Today begins a look at the crypts. After walking through the front door at the west side of the building, I turned to my left. The first column to be found was for Newman and Kuhn. At the top:
Ethel Newman Pearson, D.O., b. Aug. 10, 1896, d. Feb. 7, 1960. Below that:
Geo. A. Newman, b. Sept. 13, 1863, d. June 15, 1938, and
Mary E. Newman, b. Feb. 25, 1865, d. July 2, 1958.

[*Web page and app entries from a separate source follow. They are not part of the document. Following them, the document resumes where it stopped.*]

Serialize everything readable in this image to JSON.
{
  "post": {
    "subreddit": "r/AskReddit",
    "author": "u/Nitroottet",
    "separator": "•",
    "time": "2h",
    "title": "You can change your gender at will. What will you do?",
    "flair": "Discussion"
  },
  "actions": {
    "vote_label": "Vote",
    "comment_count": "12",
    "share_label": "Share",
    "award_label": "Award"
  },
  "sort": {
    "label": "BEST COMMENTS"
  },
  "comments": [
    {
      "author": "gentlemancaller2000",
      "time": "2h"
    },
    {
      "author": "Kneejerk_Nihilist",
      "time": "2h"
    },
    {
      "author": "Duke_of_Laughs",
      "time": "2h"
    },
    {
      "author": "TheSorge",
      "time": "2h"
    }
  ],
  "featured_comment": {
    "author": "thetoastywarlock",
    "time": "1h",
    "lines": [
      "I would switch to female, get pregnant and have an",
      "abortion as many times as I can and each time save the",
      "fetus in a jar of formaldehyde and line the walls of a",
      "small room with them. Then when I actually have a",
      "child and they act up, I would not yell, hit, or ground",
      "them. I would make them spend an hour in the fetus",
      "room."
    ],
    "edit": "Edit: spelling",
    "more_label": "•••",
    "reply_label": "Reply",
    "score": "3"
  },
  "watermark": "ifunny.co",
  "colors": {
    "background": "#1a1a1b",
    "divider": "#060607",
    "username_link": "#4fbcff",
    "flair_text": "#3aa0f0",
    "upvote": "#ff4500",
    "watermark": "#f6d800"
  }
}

After the 1904 devastating fire that ruined many wooden buildings in the southeast quadrant, G.A. Newman built a brick structure that has two storefronts. Currently, an optometrist and a hair salon are housed in this building. If you look up over the doorways, you will see G.A. Newman's name. He, along with Hugh Loughlin, coal dealer, were instrumental in getting this block rebuilt. Others may remember these storefronts as a bank, Peter Iskra's jewelry repair, a bakery, the post office.
Fred Kuhn, b. Sept. 7, 1854, d. July 2, 1928, and
Mary Kuhn, b. June 11, 1856, d. Mar. 31, 1934.
Mr. Kuhn was a businessman leading the charge to finally have the mausoleum built in 1915. At one time, he lived in the three-story red house at the southwest corner of South Collins and East Grand River, eventually known as the Nellie Glenn house. In a 1912 issue of The Fowlerville Review, the editor wrote, Fred Kuhn is enlarging the dining room of his residence and make other modern improvements.